Units of a scheme give investors exposure to a range of securities held in the investment portfolio of the scheme. Thus, even a small investment of Rs5,000 in a mutual fund scheme can give investors a diversified investment portfolio. With diversification, an investor ensures that all his eggs are not in the same basket. Even if some investments in the scheme portfolio lose money, other investments in the portfolio can make up for the loss. Thus, diversification helps reduce the risk in investment. In order to achieve the same diversification as a mutual fund scheme, investors will need to set apart several lakh of rupees. Instead, they can achieve the diversification through an investment of a few thousand rupees in a mutual fund scheme.
2. Economies of Scale
The pooling of large sums of money from so many investors makes it possible for the mutual fund to engage professional managers to manage the investment operation and underlying risks. Individual investors with small amounts to invest cannot, by themselves, afford to engage such professional management. Large investment corpus leads to various other economies of scale. For instance, costs related to investment research and office space get spread across investors. Further, the higher transaction volume makes it possible to negotiate better terms with brokers, bankers and other service providers. SEBI has fixed a limit on the brokerage that the schemes can pay on their purchases and sales of securities in the market. Similarly, there is a cap on the total expenses of every scheme.
At times, investors in financial markets are stuck with a security for which they can’t find a buyer; worse, at times they can’t find the company they invested in! Such investments, whose value the investor cannot easily realise in the market, are technically called illiquid investments and may result in losses for the investor. Investors in a mutual fund scheme can recover the value of the moneys invested, from the mutual fund itself. Depending on the structure of the mutual fund scheme, this would be possible, either at any time (open-end schemes), or during specific intervals (interval fund), or only on closure of the scheme (closed-end schemes). Closed-end schemes are listed in a stock exchange. Thus, before the scheme matures, the investor can sell the units in the stock exchange to recover the prevailing value of the investment.
4. Tax Deferral
Mutual funds are not liable to pay tax on the income they earn. If the same income were to be earned by the investor directly, then tax may have to be paid in the same financial year. Through the growth option in a scheme, the investor can let the moneys grow in the scheme for several years without any incidence of taxation. This helps investors to legally build their wealth faster than would have been the case, if they were to pay tax on the income each year.
5. Tax Benefits
The dividend that the investor receives from any mutual fund scheme is tax-free in his hands.

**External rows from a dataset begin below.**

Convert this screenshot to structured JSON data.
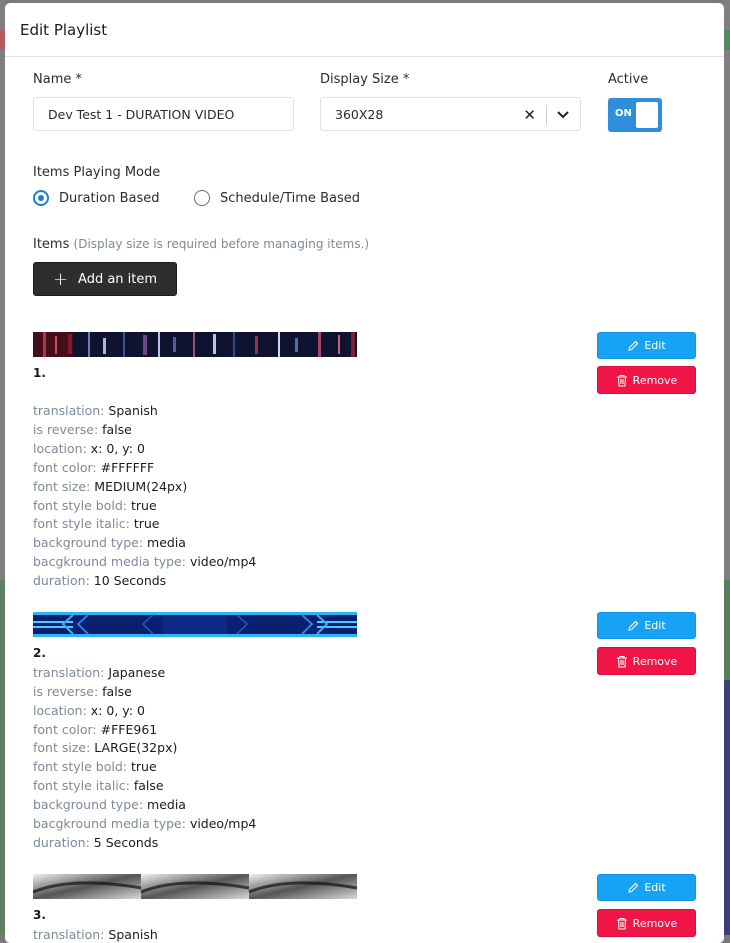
{
  "modal": {
    "title": "Edit Playlist"
  },
  "form": {
    "name_label": "Name *",
    "name_value": "Dev Test 1 - DURATION VIDEO",
    "display_size_label": "Display Size *",
    "display_size_value": "360X28",
    "active_label": "Active",
    "active_toggle_text": "ON",
    "mode_label": "Items Playing Mode",
    "mode_options": [
      {
        "label": "Duration Based",
        "selected": true
      },
      {
        "label": "Schedule/Time Based",
        "selected": false
      }
    ],
    "items_label": "Items",
    "items_hint": "(Display size is required before managing items.)",
    "add_item_label": "Add an item"
  },
  "items": [
    {
      "number": "1.",
      "props": [
        {
          "key": "translation:",
          "value": "Spanish"
        },
        {
          "key": "is reverse:",
          "value": "false"
        },
        {
          "key": "location:",
          "value": "x: 0, y: 0"
        },
        {
          "key": "font color:",
          "value": "#FFFFFF"
        },
        {
          "key": "font size:",
          "value": "MEDIUM(24px)"
        },
        {
          "key": "font style bold:",
          "value": "true"
        },
        {
          "key": "font style italic:",
          "value": "true"
        },
        {
          "key": "background type:",
          "value": "media"
        },
        {
          "key": "bacgkround media type:",
          "value": "video/mp4"
        },
        {
          "key": "duration:",
          "value": "10 Seconds"
        }
      ]
    },
    {
      "number": "2.",
      "props": [
        {
          "key": "translation:",
          "value": "Japanese"
        },
        {
          "key": "is reverse:",
          "value": "false"
        },
        {
          "key": "location:",
          "value": "x: 0, y: 0"
        },
        {
          "key": "font color:",
          "value": "#FFE961"
        },
        {
          "key": "font size:",
          "value": "LARGE(32px)"
        },
        {
          "key": "font style bold:",
          "value": "true"
        },
        {
          "key": "font style italic:",
          "value": "false"
        },
        {
          "key": "background type:",
          "value": "media"
        },
        {
          "key": "bacgkround media type:",
          "value": "video/mp4"
        },
        {
          "key": "duration:",
          "value": "5 Seconds"
        }
      ]
    },
    {
      "number": "3.",
      "props": [
        {
          "key": "translation:",
          "value": "Spanish"
        }
      ]
    }
  ],
  "buttons": {
    "edit_label": "Edit",
    "remove_label": "Remove"
  },
  "colors": {
    "primary": "#1c7ed6",
    "edit": "#16a3f5",
    "remove": "#f01546",
    "dark": "#2e2e2e"
  }
}
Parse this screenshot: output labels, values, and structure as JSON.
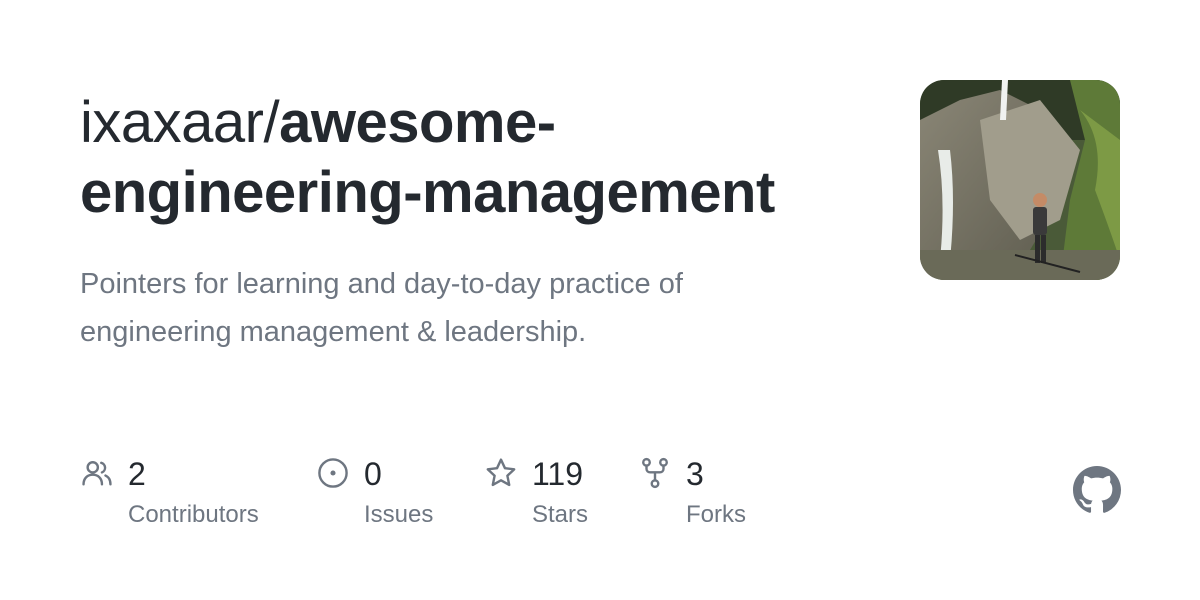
{
  "repo": {
    "owner": "ixaxaar/",
    "name": "awesome-engineering-management",
    "description": "Pointers for learning and day-to-day practice of engineering management & leadership."
  },
  "stats": [
    {
      "icon": "people-icon",
      "count": "2",
      "label": "Contributors"
    },
    {
      "icon": "issue-opened-icon",
      "count": "0",
      "label": "Issues"
    },
    {
      "icon": "star-icon",
      "count": "119",
      "label": "Stars"
    },
    {
      "icon": "repo-forked-icon",
      "count": "3",
      "label": "Forks"
    }
  ],
  "colors": {
    "text": "#24292f",
    "muted": "#6e7681",
    "logo": "#6e7681"
  },
  "avatar": {
    "icon": "avatar-photo"
  },
  "logo": {
    "icon": "github-mark-icon"
  }
}
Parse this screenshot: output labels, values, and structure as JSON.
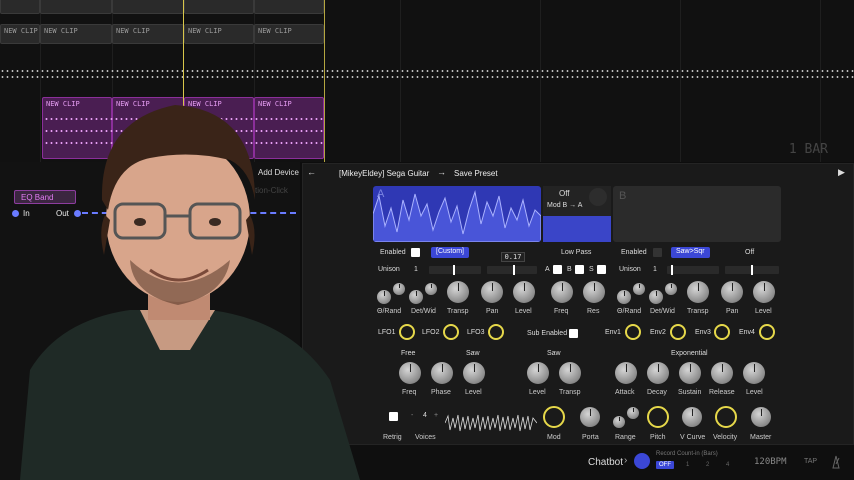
{
  "arrangement": {
    "clip_label": "NEW CLIP",
    "bar_label": "1 BAR"
  },
  "device": {
    "eq_band": "EQ Band",
    "in_label": "In",
    "out_label": "Out",
    "add_device": "Add Device",
    "faded_label": "tion-Click"
  },
  "synth": {
    "preset_name": "[MikeyEldey] Sega Guitar",
    "save_preset": "Save Preset",
    "osc_a_letter": "A",
    "osc_b_letter": "B",
    "mod_off": "Off",
    "mod_b_to_a": "Mod B → A",
    "left": {
      "enabled": "Enabled",
      "waveform": "[Custom]",
      "unison": "Unison",
      "unison_value": "1",
      "knobs": [
        "Θ/Rand",
        "Det/Wid",
        "Transp",
        "Pan",
        "Level"
      ]
    },
    "filter": {
      "type": "Low Pass",
      "knobs": [
        "Freq",
        "Res"
      ],
      "abs": [
        "A",
        "B",
        "S"
      ],
      "tooltip": "0.17"
    },
    "right": {
      "enabled": "Enabled",
      "waveform": "Saw>Sqr",
      "off": "Off",
      "unison": "Unison",
      "unison_value": "1",
      "knobs": [
        "Θ/Rand",
        "Det/Wid",
        "Transp",
        "Pan",
        "Level"
      ]
    },
    "lfos": [
      "LFO1",
      "LFO2",
      "LFO3"
    ],
    "sub_enabled": "Sub Enabled",
    "envs": [
      "Env1",
      "Env2",
      "Env3",
      "Env4"
    ],
    "lfo_section": {
      "mode": "Free",
      "shape": "Saw",
      "knobs": [
        "Freq",
        "Phase",
        "Level"
      ]
    },
    "sub_section": {
      "shape": "Saw",
      "knobs": [
        "Level",
        "Transp"
      ]
    },
    "env_section": {
      "curve": "Exponential",
      "knobs": [
        "Attack",
        "Decay",
        "Sustain",
        "Release",
        "Level"
      ]
    },
    "bottom": {
      "retrig": "Retrig",
      "voices": "Voices",
      "voices_value": "4",
      "knobs": [
        "Mod",
        "Porta",
        "Range",
        "Pitch",
        "V Curve",
        "Velocity",
        "Master"
      ]
    }
  },
  "status": {
    "chatbot": "Chatbot",
    "record_label": "Record Count-in (Bars)",
    "record_off": "OFF",
    "record_values": [
      "1",
      "2",
      "4"
    ],
    "bpm": "120BPM",
    "tap": "TAP"
  },
  "colors": {
    "accent_blue": "#3b47d6",
    "accent_yellow": "#e6d84a",
    "clip_pink": "#8b2f9a"
  }
}
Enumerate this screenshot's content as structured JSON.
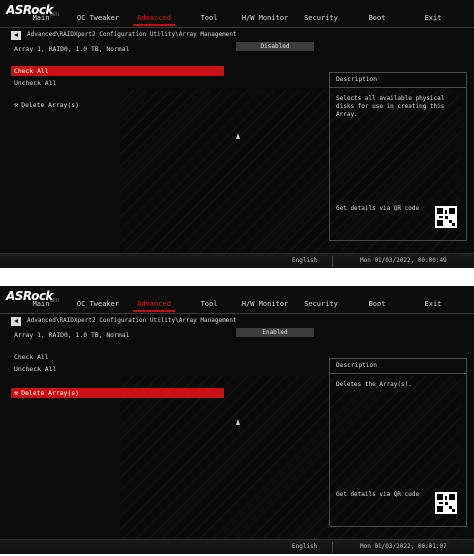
{
  "brand": {
    "logo": "ASRock",
    "sub": "UEFI"
  },
  "tabs": [
    "Main",
    "OC Tweaker",
    "Advanced",
    "Tool",
    "H/W Monitor",
    "Security",
    "Boot",
    "Exit"
  ],
  "active_tab": "Advanced",
  "accent_color": "#c81212",
  "screens": [
    {
      "breadcrumb": "Advanced\\RAIDXpert2 Configuration Utility\\Array Management",
      "array_label": "Array 1, RAID0, 1.0 TB, Normal",
      "array_value": "Disabled",
      "items": [
        "Check All",
        "Uncheck All",
        "Delete Array(s)"
      ],
      "selected_index": 0,
      "description_title": "Description",
      "description_text": "Selects all available physical disks for use in creating this Array.",
      "qr_text": "Get details via QR code",
      "language": "English",
      "datetime": "Mon 01/03/2022, 00:00:49"
    },
    {
      "breadcrumb": "Advanced\\RAIDXpert2 Configuration Utility\\Array Management",
      "array_label": "Array 1, RAID0, 1.0 TB, Normal",
      "array_value": "Enabled",
      "items": [
        "Check All",
        "Uncheck All",
        "Delete Array(s)"
      ],
      "selected_index": 2,
      "description_title": "Description",
      "description_text": "Deletes the Array(s).",
      "qr_text": "Get details via QR code",
      "language": "English",
      "datetime": "Mon 01/03/2022, 00:01:07"
    }
  ],
  "icons": {
    "back": "back-arrow-icon",
    "tool": "wrench-icon",
    "qr": "qr-code-icon"
  }
}
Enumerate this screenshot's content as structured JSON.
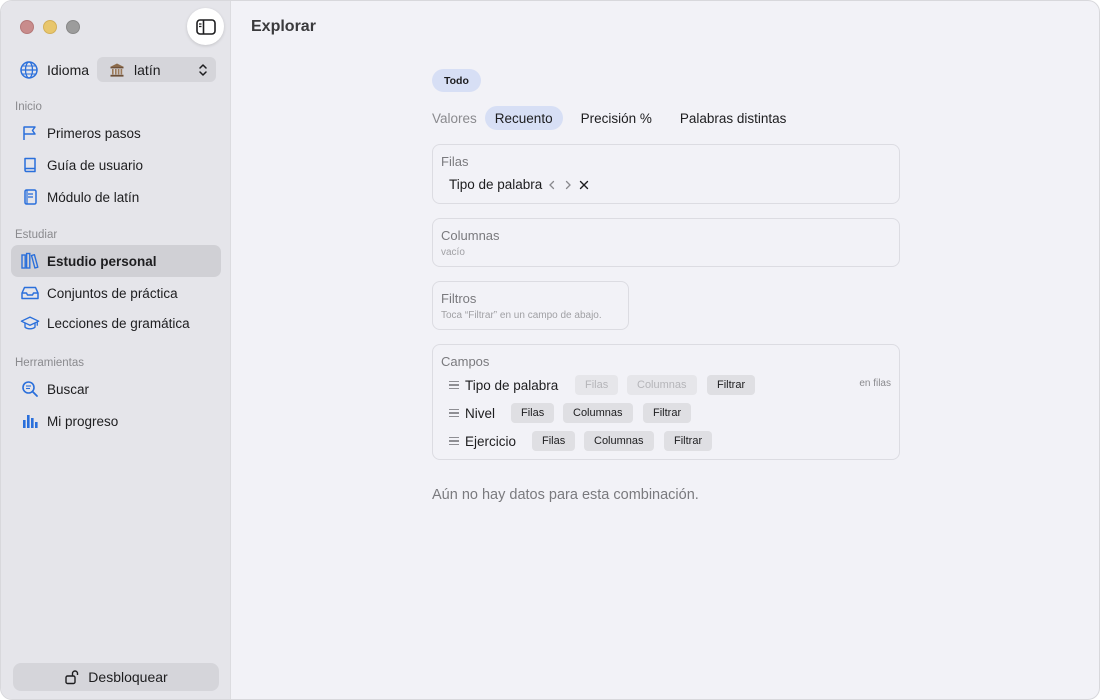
{
  "window": {
    "controls": [
      "close",
      "minimize",
      "maximize"
    ],
    "colors": {
      "close": "#c88c8c",
      "minimize": "#e8c66c",
      "maximize": "#9c9c9c"
    }
  },
  "sidebar": {
    "toggle_icon": "sidebar-toggle-icon",
    "language": {
      "label": "Idioma",
      "icon": "globe-icon",
      "selected": "latín",
      "flag_icon": "temple-icon"
    },
    "sections": [
      {
        "title": "Inicio",
        "items": [
          {
            "label": "Primeros pasos",
            "icon": "flag-icon"
          },
          {
            "label": "Guía de usuario",
            "icon": "book-icon"
          },
          {
            "label": "Módulo de latín",
            "icon": "module-book-icon"
          }
        ]
      },
      {
        "title": "Estudiar",
        "items": [
          {
            "label": "Estudio personal",
            "icon": "library-icon",
            "active": true
          },
          {
            "label": "Conjuntos de práctica",
            "icon": "tray-icon"
          },
          {
            "label": "Lecciones de gramática",
            "icon": "graduation-cap-icon"
          }
        ]
      },
      {
        "title": "Herramientas",
        "items": [
          {
            "label": "Buscar",
            "icon": "search-icon"
          },
          {
            "label": "Mi progreso",
            "icon": "bar-chart-icon"
          }
        ]
      }
    ],
    "unlock_label": "Desbloquear",
    "accent": "#2a6fdb"
  },
  "main": {
    "title": "Explorar",
    "scope_pill": "Todo",
    "values": {
      "label": "Valores",
      "tabs": [
        {
          "label": "Recuento",
          "active": true
        },
        {
          "label": "Precisión %",
          "active": false
        },
        {
          "label": "Palabras distintas",
          "active": false
        }
      ]
    },
    "rows_panel": {
      "title": "Filas",
      "chip": "Tipo de palabra"
    },
    "columns_panel": {
      "title": "Columnas",
      "empty": "vacío"
    },
    "filters_panel": {
      "title": "Filtros",
      "hint": "Toca “Filtrar” en un campo de abajo."
    },
    "fields_panel": {
      "title": "Campos",
      "fields": [
        {
          "name": "Tipo de palabra",
          "buttons": [
            "Filas",
            "Columnas",
            "Filtrar"
          ],
          "note": "en filas"
        },
        {
          "name": "Nivel",
          "buttons": [
            "Filas",
            "Columnas",
            "Filtrar"
          ]
        },
        {
          "name": "Ejercicio",
          "buttons": [
            "Filas",
            "Columnas",
            "Filtrar"
          ]
        }
      ]
    },
    "empty_message": "Aún no hay datos para esta combinación."
  }
}
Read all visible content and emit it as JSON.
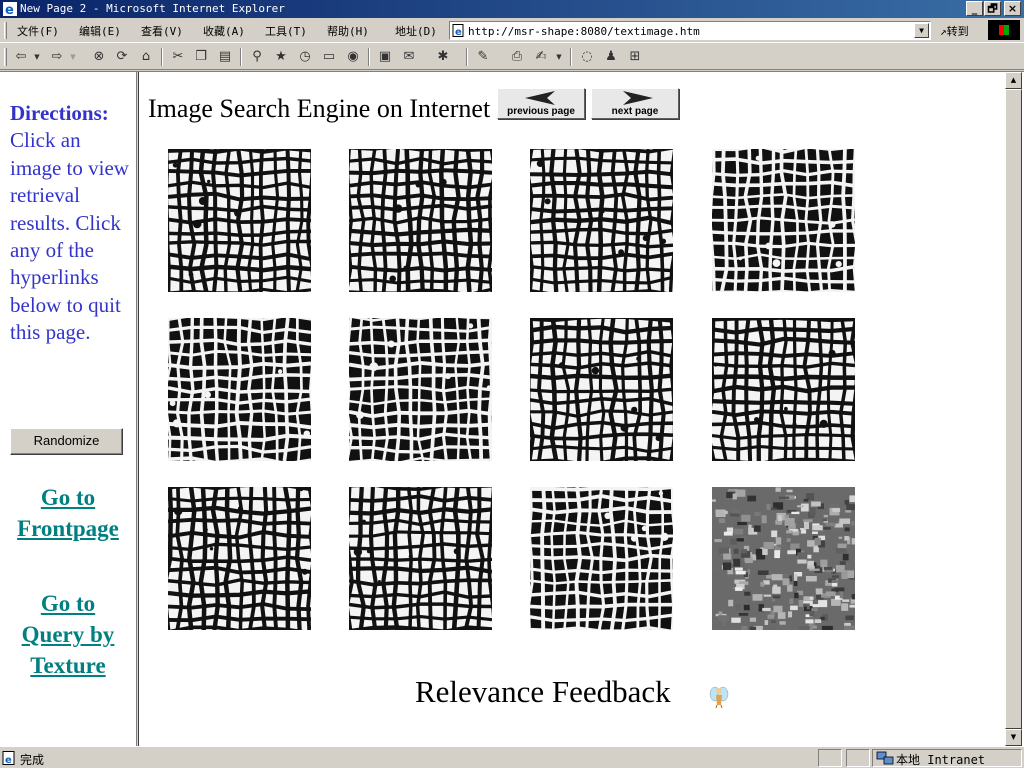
{
  "window": {
    "title": "New Page 2 - Microsoft Internet Explorer",
    "minimize_label": "_",
    "restore_label": "🗗",
    "close_label": "×"
  },
  "menu": {
    "items": [
      "文件(F)",
      "编辑(E)",
      "查看(V)",
      "收藏(A)",
      "工具(T)",
      "帮助(H)"
    ],
    "address_label": "地址(D)",
    "url": "http://msr-shape:8080/textimage.htm",
    "go_label": "转到"
  },
  "toolbar": {
    "icons": [
      "back-icon",
      "forward-icon",
      "stop-icon",
      "refresh-icon",
      "home-icon",
      "cut-icon",
      "copy-icon",
      "paste-icon",
      "search-icon",
      "favorites-icon",
      "history-icon",
      "folder-icon",
      "media-icon",
      "fullscreen-icon",
      "mail-icon",
      "translate-icon",
      "edit-icon",
      "print-icon",
      "compose-icon",
      "discuss-icon",
      "messenger-icon",
      "research-icon"
    ]
  },
  "left_frame": {
    "directions_title": "Directions:",
    "directions_text": "Click an image to view retrieval results. Click any of the hyperlinks below to quit this page.",
    "randomize_label": "Randomize",
    "link_frontpage_line1": "Go to",
    "link_frontpage_line2": "Frontpage",
    "link_texture_line1": "Go to",
    "link_texture_line2": "Query by",
    "link_texture_line3": "Texture"
  },
  "main": {
    "heading": "Image Search Engine on Internet",
    "prev_label": "previous page",
    "next_label": "next page",
    "thumbnails": [
      {
        "style": "light-grid",
        "seed": 3
      },
      {
        "style": "light-grid",
        "seed": 7
      },
      {
        "style": "light-grid",
        "seed": 11
      },
      {
        "style": "dark-grid",
        "seed": 5
      },
      {
        "style": "dark-grid",
        "seed": 13
      },
      {
        "style": "dark-grid",
        "seed": 17
      },
      {
        "style": "light-grid",
        "seed": 19
      },
      {
        "style": "light-grid",
        "seed": 23
      },
      {
        "style": "light-grid",
        "seed": 29
      },
      {
        "style": "light-grid",
        "seed": 31
      },
      {
        "style": "dark-grid",
        "seed": 37
      },
      {
        "style": "rough-texture",
        "seed": 41
      }
    ],
    "feedback_label": "Relevance Feedback"
  },
  "status": {
    "text": "完成",
    "zone": "本地 Intranet"
  }
}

Investment in specific schemes of mutual funds (Equity Linked Savings Schemes - ELSS) can be reduced from the investor’s income that is liable to tax. This reduces their taxable income, and therefore the tax liability.
The Rajiv Gandhi Equity Savings Scheme (RGESS) offers a rebate to first time retail investors with annual income below Rs10 lakh. 50% of the amount invested (excluding brokerage, securities transaction tax, service tax, stamp duty and all taxes appearing in the contract note) can be claimed as a deduction from taxable income in a single financial year. Although any amount can be invested in such scheme, the benefit is only available up to Rs. 50,000. Thus, the deduction is limited to 50% of Rs 50,000, i.e., Rs 25,000. Once an RGESS deduction is claimed in a financial year, no further RGESS deduction can be claimed by that investor in any future years. Mutual funds announce specific schemes that are eligible for the RGESS deduction.
6. Convenient Options
The options offered under a scheme viz. growth and dividend, allow investors to structure their investments in line with their liquidity preference and tax position.
7. Investment Comfort
The Know-Your-Customer (KYC) requirements are centralised across the capital markets, including mutual funds. Therefore, based on a single KYC process, investors can invest across the capital market in shares, debentures, mutual funds etc. Further, once an investment is made with a mutual fund, the investor can make further purchases with very little documentation. This simplifies subsequent investment activity.
8. Systematic Approaches to Investment
Mutual funds also offer facilities that help investor invest regularly through a Systematic Investment Plan (SIP); or withdraw amounts regularly through a Systematic Withdrawal Plan (SWP); or move moneys between different kinds of schemes through a Systematic Transfer Plan (STP). Such systematic approaches promote an investment discipline, which is useful in long term wealth creation and protection.
9. Regulatory Comfort
SEBI has mandated strict checks and balances in the structure of mutual funds and their activities